Task item:
Please return the data that follows precisely as written, but without the images.

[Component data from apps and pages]
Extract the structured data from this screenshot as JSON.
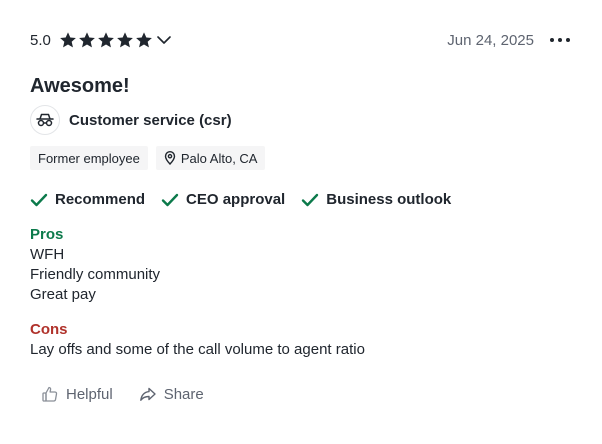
{
  "review": {
    "rating": "5.0",
    "star_count": 5,
    "date": "Jun 24, 2025",
    "title": "Awesome!",
    "job_title": "Customer service (csr)",
    "employment_status": "Former employee",
    "location": "Palo Alto, CA",
    "badges": [
      "Recommend",
      "CEO approval",
      "Business outlook"
    ],
    "pros_label": "Pros",
    "pros_lines": [
      "WFH",
      "Friendly community",
      "Great pay"
    ],
    "cons_label": "Cons",
    "cons_lines": [
      "Lay offs and some of the call volume to agent ratio"
    ]
  },
  "actions": {
    "helpful_label": "Helpful",
    "share_label": "Share"
  },
  "icons": {
    "star": "star-icon",
    "expand": "chevron-down-icon",
    "more": "more-options-icon",
    "job": "job-vehicle-icon",
    "location": "location-pin-icon",
    "check": "checkmark-icon",
    "helpful": "hand-thumb-icon",
    "share": "share-arrow-icon"
  },
  "colors": {
    "text": "#20262e",
    "muted": "#5e6470",
    "pros": "#0c7a4b",
    "cons": "#b0322b",
    "check": "#0c7a4b",
    "tag_bg": "#f5f5f6"
  }
}
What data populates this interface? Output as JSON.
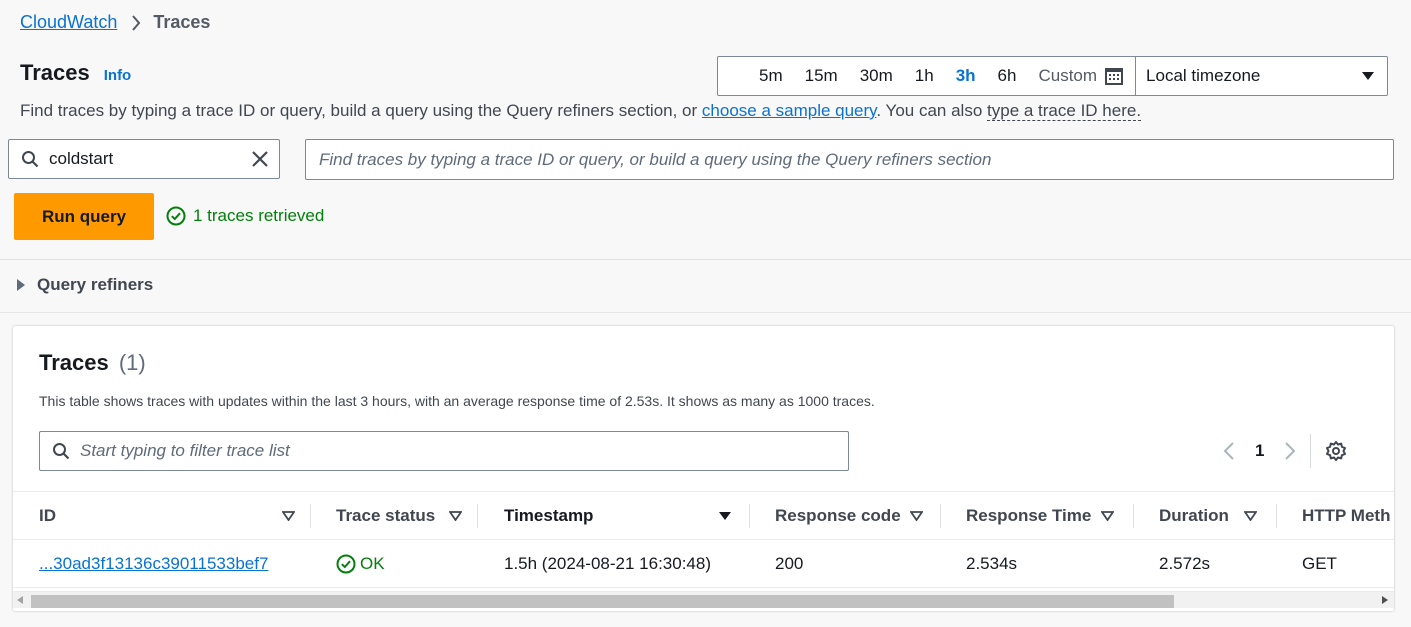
{
  "breadcrumb": {
    "root": "CloudWatch",
    "current": "Traces"
  },
  "page": {
    "title": "Traces",
    "info": "Info",
    "description_pre": "Find traces by typing a trace ID or query, build a query using the Query refiners section, or ",
    "description_link": "choose a sample query",
    "description_mid": ". You can also ",
    "description_dotted": "type a trace ID here."
  },
  "time_range": {
    "options": [
      "5m",
      "15m",
      "30m",
      "1h",
      "3h",
      "6h"
    ],
    "selected": "3h",
    "custom_label": "Custom",
    "timezone": "Local timezone"
  },
  "group_search": {
    "value": "coldstart"
  },
  "query_input": {
    "placeholder": "Find traces by typing a trace ID or query, or build a query using the Query refiners section"
  },
  "run_query": {
    "label": "Run query"
  },
  "status": {
    "text": "1 traces retrieved"
  },
  "refiners": {
    "label": "Query refiners"
  },
  "traces_panel": {
    "title": "Traces",
    "count": "(1)",
    "description": "This table shows traces with updates within the last 3 hours, with an average response time of 2.53s. It shows as many as 1000 traces.",
    "filter_placeholder": "Start typing to filter trace list",
    "page": "1",
    "columns": [
      "ID",
      "Trace status",
      "Timestamp",
      "Response code",
      "Response Time",
      "Duration",
      "HTTP Meth"
    ],
    "sorted_column": "Timestamp",
    "rows": [
      {
        "id": "...30ad3f13136c39011533bef7",
        "status": "OK",
        "timestamp": "1.5h (2024-08-21 16:30:48)",
        "response_code": "200",
        "response_time": "2.534s",
        "duration": "2.572s",
        "http_method": "GET"
      }
    ]
  },
  "colors": {
    "link": "#0972d3",
    "primary_button": "#ff9900",
    "success": "#037f0c"
  }
}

Written solution:
Extract the structured data from this screenshot as JSON.
{
  "review": {
    "rating": "5.0",
    "star_count": 5,
    "date": "Jun 24, 2025",
    "title": "Awesome!",
    "job_title": "Customer service (csr)",
    "employment_status": "Former employee",
    "location": "Palo Alto, CA",
    "badges": [
      "Recommend",
      "CEO approval",
      "Business outlook"
    ],
    "pros_label": "Pros",
    "pros_lines": [
      "WFH",
      "Friendly community",
      "Great pay"
    ],
    "cons_label": "Cons",
    "cons_lines": [
      "Lay offs and some of the call volume to agent ratio"
    ]
  },
  "actions": {
    "helpful_label": "Helpful",
    "share_label": "Share"
  },
  "icons": {
    "star": "star-icon",
    "expand": "chevron-down-icon",
    "more": "more-options-icon",
    "job": "job-vehicle-icon",
    "location": "location-pin-icon",
    "check": "checkmark-icon",
    "helpful": "hand-thumb-icon",
    "share": "share-arrow-icon"
  },
  "colors": {
    "text": "#20262e",
    "muted": "#5e6470",
    "pros": "#0c7a4b",
    "cons": "#b0322b",
    "check": "#0c7a4b",
    "tag_bg": "#f5f5f6"
  }
}
What data populates this interface? Output as JSON.
{
  "breadcrumb": {
    "root": "CloudWatch",
    "current": "Traces"
  },
  "page": {
    "title": "Traces",
    "info": "Info",
    "description_pre": "Find traces by typing a trace ID or query, build a query using the Query refiners section, or ",
    "description_link": "choose a sample query",
    "description_mid": ". You can also ",
    "description_dotted": "type a trace ID here."
  },
  "time_range": {
    "options": [
      "5m",
      "15m",
      "30m",
      "1h",
      "3h",
      "6h"
    ],
    "selected": "3h",
    "custom_label": "Custom",
    "timezone": "Local timezone"
  },
  "group_search": {
    "value": "coldstart"
  },
  "query_input": {
    "placeholder": "Find traces by typing a trace ID or query, or build a query using the Query refiners section"
  },
  "run_query": {
    "label": "Run query"
  },
  "status": {
    "text": "1 traces retrieved"
  },
  "refiners": {
    "label": "Query refiners"
  },
  "traces_panel": {
    "title": "Traces",
    "count": "(1)",
    "description": "This table shows traces with updates within the last 3 hours, with an average response time of 2.53s. It shows as many as 1000 traces.",
    "filter_placeholder": "Start typing to filter trace list",
    "page": "1",
    "columns": [
      "ID",
      "Trace status",
      "Timestamp",
      "Response code",
      "Response Time",
      "Duration",
      "HTTP Meth"
    ],
    "sorted_column": "Timestamp",
    "rows": [
      {
        "id": "...30ad3f13136c39011533bef7",
        "status": "OK",
        "timestamp": "1.5h (2024-08-21 16:30:48)",
        "response_code": "200",
        "response_time": "2.534s",
        "duration": "2.572s",
        "http_method": "GET"
      }
    ]
  },
  "colors": {
    "link": "#0972d3",
    "primary_button": "#ff9900",
    "success": "#037f0c"
  }
}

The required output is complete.